I would be challenged to effectively articulate my satisfaction with my 150W machine. It is not singularly the power that is overwhelmingly satisfying. The machine itself is so well refined.

Some examples of the refinement are:

My motorized Z is driven by TWO beefy steppers. My former 100W machine, just one stepper and it sometimes struggled to raise or lower the 24 x 36 bed with the added honeycomb table and material weight added.

My access door / lid is huge and offers incredible access into the working area and easy view into the machine.

The Ruida controller and panel are the nicer 6445 having a larger display and Dedicated Z control panel operation.

The machine sits on leveling and locking casters (instead of leveling feet). It is a very nice feature.

And in addition to how the machine came to me configured, I have a lot of customization that I have applied to it.

I think thats a really good Idea, I detest inkscape with a vengeance and never thought of using this software to do that, Do you think you could output the file to SVG then import into Easel to generate the tool paths for my cnc?

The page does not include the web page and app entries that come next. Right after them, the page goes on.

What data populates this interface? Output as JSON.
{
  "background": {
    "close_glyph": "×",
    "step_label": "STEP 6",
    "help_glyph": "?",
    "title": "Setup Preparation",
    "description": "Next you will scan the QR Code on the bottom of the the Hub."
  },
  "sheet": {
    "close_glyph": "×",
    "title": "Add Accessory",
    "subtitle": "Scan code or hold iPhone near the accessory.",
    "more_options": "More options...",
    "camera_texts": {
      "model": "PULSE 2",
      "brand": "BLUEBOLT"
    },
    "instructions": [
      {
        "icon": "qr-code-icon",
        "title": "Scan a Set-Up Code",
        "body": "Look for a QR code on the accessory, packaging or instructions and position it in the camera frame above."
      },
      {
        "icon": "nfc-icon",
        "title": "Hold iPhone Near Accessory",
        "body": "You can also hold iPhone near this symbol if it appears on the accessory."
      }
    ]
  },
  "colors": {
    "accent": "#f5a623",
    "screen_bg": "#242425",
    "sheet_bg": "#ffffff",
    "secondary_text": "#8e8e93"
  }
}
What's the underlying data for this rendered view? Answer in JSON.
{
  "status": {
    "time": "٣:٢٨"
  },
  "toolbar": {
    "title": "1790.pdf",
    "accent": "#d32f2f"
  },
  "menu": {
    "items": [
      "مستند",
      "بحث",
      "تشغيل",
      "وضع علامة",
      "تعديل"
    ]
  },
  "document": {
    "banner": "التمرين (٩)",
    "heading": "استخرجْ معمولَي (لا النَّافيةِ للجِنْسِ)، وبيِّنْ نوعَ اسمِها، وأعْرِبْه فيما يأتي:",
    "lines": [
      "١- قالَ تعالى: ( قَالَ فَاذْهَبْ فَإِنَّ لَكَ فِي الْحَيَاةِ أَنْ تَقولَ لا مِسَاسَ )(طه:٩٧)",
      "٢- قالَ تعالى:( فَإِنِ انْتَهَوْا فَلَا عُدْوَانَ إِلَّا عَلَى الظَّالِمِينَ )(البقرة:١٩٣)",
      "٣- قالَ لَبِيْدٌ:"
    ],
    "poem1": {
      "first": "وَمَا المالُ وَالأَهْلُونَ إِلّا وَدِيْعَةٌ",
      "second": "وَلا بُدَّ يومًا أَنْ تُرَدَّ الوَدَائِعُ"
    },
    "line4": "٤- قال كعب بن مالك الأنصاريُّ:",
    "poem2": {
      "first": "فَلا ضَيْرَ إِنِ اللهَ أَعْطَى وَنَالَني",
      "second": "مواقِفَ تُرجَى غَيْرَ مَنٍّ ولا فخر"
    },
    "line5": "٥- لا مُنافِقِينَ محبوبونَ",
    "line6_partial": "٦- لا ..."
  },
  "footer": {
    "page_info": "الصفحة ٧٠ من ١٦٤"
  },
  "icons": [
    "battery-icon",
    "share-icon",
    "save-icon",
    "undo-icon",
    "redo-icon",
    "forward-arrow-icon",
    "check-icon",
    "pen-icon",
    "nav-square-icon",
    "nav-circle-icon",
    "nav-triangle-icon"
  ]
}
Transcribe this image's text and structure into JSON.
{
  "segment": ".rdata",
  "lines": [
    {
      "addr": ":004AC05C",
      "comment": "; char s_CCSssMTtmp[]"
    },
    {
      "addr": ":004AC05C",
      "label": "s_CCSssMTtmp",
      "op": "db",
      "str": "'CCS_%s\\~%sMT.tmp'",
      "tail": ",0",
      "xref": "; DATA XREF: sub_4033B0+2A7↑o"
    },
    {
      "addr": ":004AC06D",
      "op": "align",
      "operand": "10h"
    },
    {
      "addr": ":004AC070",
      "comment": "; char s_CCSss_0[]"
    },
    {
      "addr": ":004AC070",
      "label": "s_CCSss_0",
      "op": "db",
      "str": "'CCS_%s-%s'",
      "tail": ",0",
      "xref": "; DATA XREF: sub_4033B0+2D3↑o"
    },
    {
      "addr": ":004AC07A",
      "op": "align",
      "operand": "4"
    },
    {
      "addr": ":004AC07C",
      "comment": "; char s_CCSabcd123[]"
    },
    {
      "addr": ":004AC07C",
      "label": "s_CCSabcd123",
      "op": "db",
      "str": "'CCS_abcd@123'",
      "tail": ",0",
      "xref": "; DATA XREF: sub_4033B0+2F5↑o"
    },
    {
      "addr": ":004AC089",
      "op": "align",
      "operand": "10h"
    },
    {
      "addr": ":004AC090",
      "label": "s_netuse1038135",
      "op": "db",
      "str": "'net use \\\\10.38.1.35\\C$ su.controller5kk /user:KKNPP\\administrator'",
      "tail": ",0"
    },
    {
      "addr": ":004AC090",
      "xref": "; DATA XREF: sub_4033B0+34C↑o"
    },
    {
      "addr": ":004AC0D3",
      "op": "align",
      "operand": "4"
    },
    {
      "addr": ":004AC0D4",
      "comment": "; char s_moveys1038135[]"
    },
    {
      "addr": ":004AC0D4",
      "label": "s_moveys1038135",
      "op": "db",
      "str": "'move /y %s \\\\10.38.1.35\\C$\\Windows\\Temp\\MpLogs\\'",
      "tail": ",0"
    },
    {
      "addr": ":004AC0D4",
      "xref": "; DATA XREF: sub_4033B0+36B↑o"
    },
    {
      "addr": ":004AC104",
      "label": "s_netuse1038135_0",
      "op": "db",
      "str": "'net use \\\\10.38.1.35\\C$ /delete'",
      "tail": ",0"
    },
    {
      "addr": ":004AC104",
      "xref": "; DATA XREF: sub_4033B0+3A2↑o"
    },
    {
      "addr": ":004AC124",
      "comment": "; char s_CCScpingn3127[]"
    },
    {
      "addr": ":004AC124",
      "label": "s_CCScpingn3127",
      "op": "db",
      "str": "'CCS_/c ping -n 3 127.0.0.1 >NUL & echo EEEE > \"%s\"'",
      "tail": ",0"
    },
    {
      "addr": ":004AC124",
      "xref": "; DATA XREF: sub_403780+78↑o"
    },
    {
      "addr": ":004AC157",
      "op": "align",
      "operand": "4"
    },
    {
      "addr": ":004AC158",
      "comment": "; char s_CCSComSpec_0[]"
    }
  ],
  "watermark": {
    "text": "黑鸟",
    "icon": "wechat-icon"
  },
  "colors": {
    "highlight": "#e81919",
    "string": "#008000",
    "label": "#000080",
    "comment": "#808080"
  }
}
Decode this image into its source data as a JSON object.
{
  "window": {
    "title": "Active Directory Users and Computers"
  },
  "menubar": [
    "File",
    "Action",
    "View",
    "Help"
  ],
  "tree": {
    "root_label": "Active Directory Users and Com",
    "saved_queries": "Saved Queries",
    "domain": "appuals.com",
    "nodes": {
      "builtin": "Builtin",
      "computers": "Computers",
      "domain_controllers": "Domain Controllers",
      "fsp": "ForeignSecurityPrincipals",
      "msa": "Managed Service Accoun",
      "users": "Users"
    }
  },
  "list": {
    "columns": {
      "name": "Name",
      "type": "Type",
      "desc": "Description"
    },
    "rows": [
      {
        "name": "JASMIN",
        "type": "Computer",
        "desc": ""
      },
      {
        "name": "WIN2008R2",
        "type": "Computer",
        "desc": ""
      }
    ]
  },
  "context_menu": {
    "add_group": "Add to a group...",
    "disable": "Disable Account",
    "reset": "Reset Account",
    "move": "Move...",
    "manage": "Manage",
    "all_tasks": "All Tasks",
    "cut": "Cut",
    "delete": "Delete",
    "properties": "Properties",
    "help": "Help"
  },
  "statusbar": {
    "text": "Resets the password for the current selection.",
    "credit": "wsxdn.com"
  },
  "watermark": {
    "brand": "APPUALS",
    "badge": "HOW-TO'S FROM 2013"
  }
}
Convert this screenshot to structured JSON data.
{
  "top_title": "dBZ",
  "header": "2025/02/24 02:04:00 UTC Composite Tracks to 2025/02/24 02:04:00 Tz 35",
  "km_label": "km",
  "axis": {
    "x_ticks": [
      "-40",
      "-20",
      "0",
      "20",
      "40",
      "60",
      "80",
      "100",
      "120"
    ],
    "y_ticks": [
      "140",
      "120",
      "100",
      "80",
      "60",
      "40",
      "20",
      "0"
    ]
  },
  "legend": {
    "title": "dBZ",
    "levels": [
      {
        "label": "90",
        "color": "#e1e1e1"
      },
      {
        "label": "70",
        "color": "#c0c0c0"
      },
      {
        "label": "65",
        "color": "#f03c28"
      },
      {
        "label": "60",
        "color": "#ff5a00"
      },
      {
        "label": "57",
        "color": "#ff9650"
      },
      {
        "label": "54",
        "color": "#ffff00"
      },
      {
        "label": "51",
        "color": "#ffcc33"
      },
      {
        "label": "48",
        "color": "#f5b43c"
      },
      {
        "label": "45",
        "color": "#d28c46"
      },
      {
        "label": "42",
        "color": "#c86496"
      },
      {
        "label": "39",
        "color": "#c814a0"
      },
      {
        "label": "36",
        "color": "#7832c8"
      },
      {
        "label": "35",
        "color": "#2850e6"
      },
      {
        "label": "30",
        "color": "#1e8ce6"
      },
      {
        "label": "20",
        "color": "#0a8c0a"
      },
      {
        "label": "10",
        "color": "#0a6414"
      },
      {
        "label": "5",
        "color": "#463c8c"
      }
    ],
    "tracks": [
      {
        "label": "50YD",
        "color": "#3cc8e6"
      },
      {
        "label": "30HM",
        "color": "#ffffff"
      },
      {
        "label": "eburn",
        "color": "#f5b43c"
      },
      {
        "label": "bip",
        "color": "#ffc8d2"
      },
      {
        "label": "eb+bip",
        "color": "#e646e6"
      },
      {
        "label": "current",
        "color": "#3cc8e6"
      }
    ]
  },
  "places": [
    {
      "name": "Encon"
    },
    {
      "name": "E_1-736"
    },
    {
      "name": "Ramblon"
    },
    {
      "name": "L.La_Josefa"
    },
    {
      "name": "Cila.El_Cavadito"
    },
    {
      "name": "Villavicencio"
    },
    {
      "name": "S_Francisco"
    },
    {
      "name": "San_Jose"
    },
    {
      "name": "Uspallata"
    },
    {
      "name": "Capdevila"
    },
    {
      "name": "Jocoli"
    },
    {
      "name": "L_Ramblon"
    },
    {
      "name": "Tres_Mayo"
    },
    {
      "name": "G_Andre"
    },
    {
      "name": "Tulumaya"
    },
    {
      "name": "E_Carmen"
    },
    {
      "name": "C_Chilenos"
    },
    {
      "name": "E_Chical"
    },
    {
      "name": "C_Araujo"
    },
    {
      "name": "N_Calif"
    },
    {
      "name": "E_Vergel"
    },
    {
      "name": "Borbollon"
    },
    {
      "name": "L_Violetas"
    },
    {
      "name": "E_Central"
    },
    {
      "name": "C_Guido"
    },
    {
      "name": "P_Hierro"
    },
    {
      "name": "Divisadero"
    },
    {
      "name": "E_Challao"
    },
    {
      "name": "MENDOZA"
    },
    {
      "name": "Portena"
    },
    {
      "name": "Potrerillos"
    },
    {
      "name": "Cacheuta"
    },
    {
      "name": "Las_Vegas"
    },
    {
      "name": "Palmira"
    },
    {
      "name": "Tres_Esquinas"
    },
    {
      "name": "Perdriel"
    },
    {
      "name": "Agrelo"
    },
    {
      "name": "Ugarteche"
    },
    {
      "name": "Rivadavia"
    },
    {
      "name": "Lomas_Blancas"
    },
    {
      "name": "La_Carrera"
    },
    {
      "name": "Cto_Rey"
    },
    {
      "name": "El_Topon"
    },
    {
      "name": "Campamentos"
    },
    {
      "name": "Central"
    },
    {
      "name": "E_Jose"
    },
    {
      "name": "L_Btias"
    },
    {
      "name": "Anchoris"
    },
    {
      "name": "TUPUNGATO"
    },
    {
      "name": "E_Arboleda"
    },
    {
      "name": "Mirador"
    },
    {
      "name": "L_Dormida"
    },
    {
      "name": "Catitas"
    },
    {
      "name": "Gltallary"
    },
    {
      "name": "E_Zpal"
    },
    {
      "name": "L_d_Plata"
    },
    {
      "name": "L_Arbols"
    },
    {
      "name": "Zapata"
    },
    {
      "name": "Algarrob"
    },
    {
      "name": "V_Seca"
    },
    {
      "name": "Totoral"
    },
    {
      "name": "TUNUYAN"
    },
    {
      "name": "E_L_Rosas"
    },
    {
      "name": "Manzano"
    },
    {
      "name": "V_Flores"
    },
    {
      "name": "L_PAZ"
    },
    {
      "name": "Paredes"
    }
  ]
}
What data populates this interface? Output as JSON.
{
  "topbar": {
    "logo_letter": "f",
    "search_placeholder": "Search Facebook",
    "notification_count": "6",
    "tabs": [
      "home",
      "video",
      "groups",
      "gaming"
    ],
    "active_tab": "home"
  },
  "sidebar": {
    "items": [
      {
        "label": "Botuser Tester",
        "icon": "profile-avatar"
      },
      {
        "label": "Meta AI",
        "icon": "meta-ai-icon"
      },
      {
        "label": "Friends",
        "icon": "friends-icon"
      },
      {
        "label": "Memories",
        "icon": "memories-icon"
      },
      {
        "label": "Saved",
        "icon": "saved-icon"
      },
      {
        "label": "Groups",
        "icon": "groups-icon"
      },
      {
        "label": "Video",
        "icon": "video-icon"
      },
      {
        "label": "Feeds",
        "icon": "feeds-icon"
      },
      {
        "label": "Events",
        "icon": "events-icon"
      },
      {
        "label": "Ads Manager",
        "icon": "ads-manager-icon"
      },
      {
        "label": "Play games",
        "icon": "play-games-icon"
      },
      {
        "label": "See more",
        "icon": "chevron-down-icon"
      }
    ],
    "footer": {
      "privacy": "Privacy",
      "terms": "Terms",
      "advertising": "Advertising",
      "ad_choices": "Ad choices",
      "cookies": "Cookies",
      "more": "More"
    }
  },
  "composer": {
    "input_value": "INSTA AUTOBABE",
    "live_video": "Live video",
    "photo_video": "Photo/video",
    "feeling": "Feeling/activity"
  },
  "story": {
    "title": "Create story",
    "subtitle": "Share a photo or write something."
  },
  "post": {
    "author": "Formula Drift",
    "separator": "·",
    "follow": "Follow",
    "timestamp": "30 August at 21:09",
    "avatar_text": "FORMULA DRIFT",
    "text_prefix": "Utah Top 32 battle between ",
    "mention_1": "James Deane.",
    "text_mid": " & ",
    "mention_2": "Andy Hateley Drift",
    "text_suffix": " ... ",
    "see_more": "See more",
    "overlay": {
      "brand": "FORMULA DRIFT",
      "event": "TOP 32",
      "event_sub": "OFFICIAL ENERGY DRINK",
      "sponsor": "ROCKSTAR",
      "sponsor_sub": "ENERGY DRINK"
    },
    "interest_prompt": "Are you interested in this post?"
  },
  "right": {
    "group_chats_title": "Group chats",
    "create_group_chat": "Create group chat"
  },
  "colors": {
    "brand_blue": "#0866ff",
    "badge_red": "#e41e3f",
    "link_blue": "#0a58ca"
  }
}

I’m starting to know my way around Lightburn really well now and never thought of using it for my CNC, I been playing with Easel and its limited non pay functionality and I dont like Carbide create that much. I’m a hobbyist and dont want to spends hundreds and hundreds on a piece of CNC software where i dont get a real return for my money as I dont make things to sell on it. I

ts just for the pleasure of doing something for myself or friends at the moment while I recover from an long term illness.